Once upon a time, these beautiful thrushes ranked among the most common songbirds in North America. Their snazzy looks and delightful calls created an aura of cheerfulness amid the many open spaces, farm fields, meadows, savannas and roadsides.

But in the mid-1900s, their populations began declining at alarming rates – dropping nearly 90 percent from their original numbers by 1980. Loss of habitat was the primary culprit. As urban sprawl continued to engulf the natural landscape, strip malls and subdivisions overtook the areas where bluebirds nested.

There is a silver lining to this story, however, and the Fox Valley Park District is proud to be contributing to a new, happy chapter that is helping bring back bluebird populations through habitat restoration efforts that enhance species conservation.

With the valuable help of community volunteers, the FVPD has instituted a Bluebird Boxes Monitoring Program to help facilitate the recovery of bluebird populations and increase their presence in our parks and public places.

While still in its infancy, the program is expanding and is in need of additional volunteers to monitor, maintain and collect data on bluebird nest boxes at specific sites.

Bluebirds are “cavity nesters” exclusively, meaning they are incapable of excavating their own nesting sites. Therefore, they rely on cavities created by woodpeckers or other boring insects, rotted out tree stumps, old fence posts, and other similar structures.

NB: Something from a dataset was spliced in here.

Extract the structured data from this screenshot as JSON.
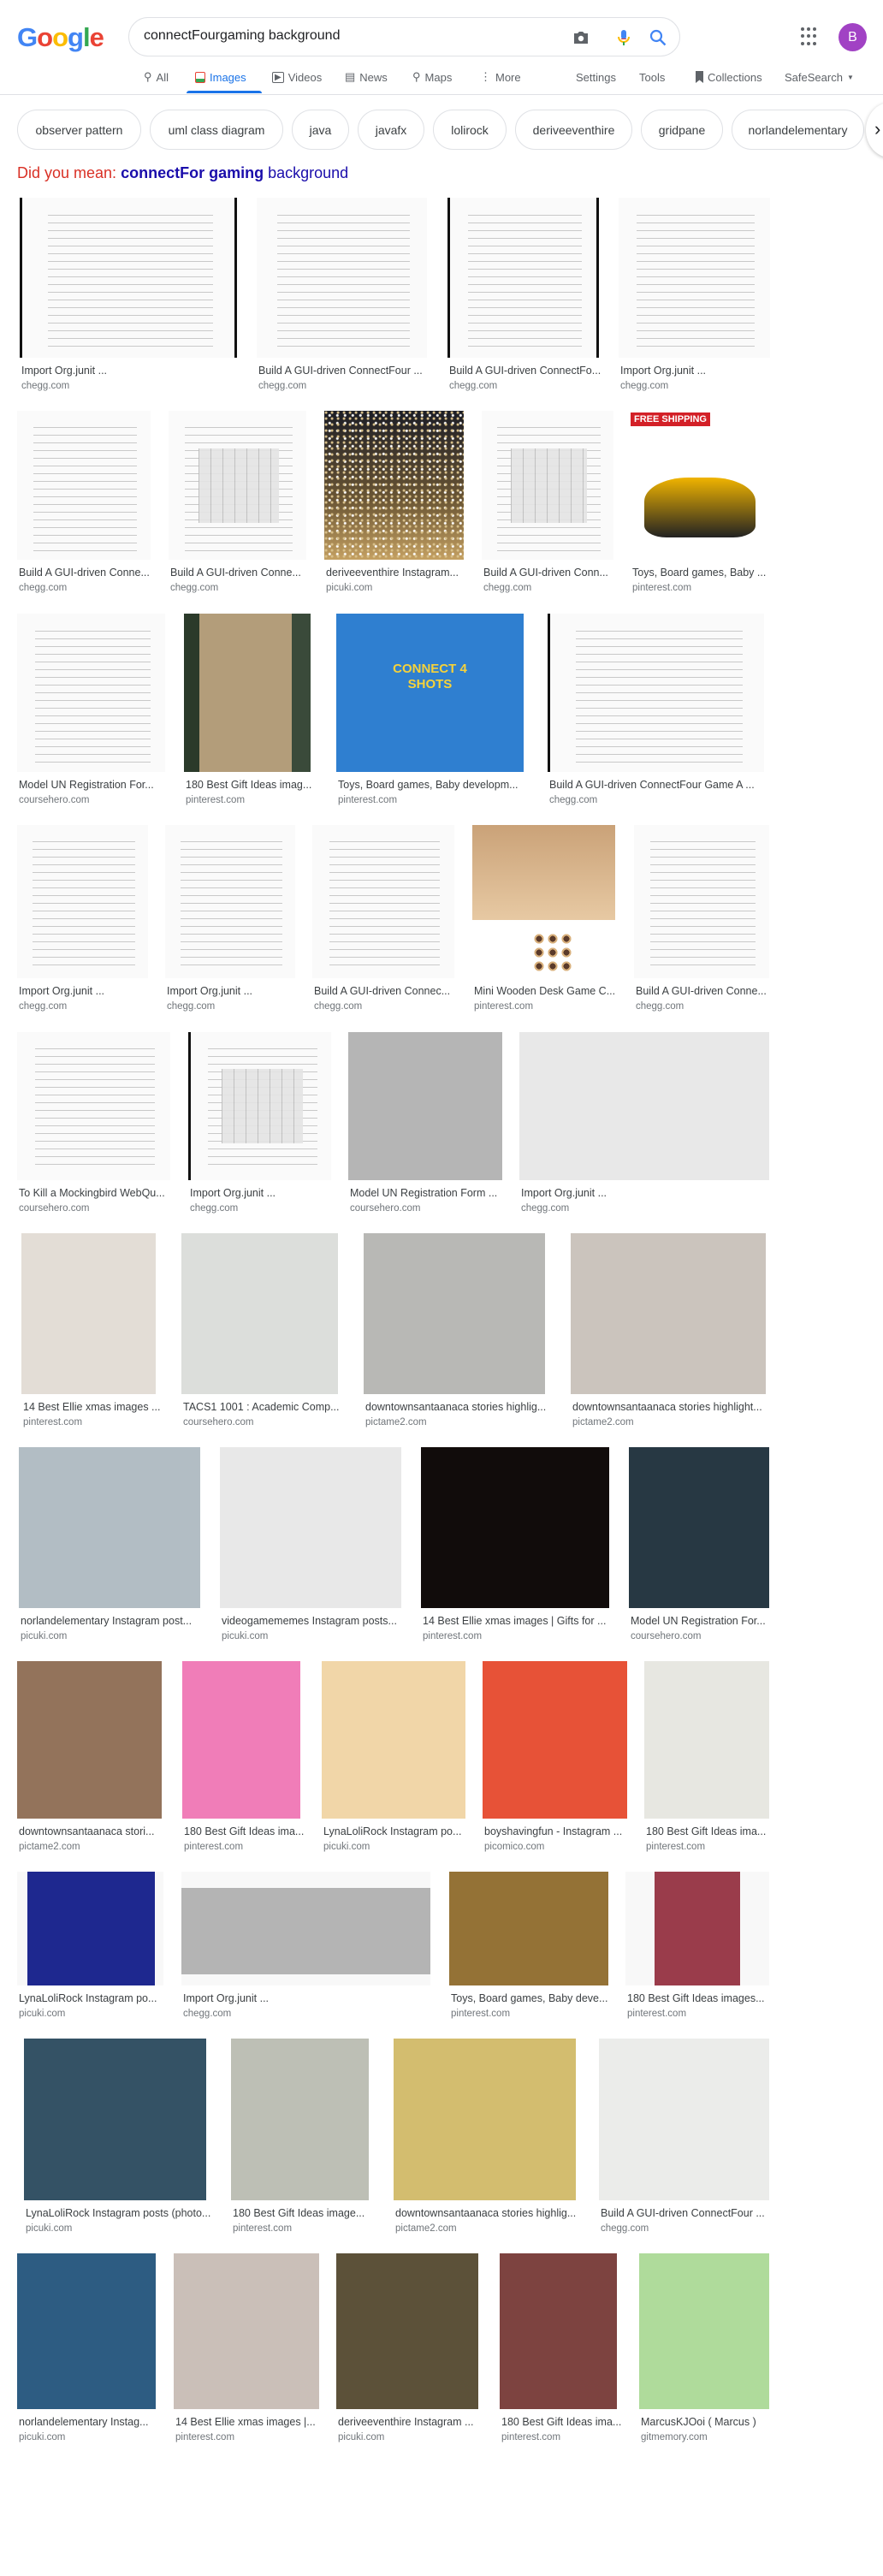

Nests are built with stems, twigs and feathers and are lined with fine grass. It makes for a cozy abode, but also one that’s attractive to predatory species such as sparrows and starlings, which take over bluebird nests and break the eggs.

In many ways, bluebird monitor volunteers are landlords and caretakers for the birds in that they provide a safe nesting situation. Through periodic checks, they observe the status of the nest to assure all is well and that predators and/or non-native species have not invaded.

“Volunteer monitors play an important role in helping us continue the amazing recovery of bluebird populations in our area,” said Natural Areas Specialist Cathy Daul. “Their stewardship will help us advance one of the greatest conservation success stories in recent history that is restoring bluebird populations to historic levels.”

The spring migration is under way as bluebirds have begun looking for nesting sites and mates. Upon building their nests, bluebirds typically produce three to four broods from May to July.

The Fox Valley Park District’s Natural Areas Department has monitoring opportunities at numerous sites. If you’d like to get involved, please contact Cathy Daul at 630-897-4261 or

And then, listen closely to those sweet, serenading sounds – those are the bluebirds thanking you.

Jeff Long is the public relations manager for the Fox Valley Park District.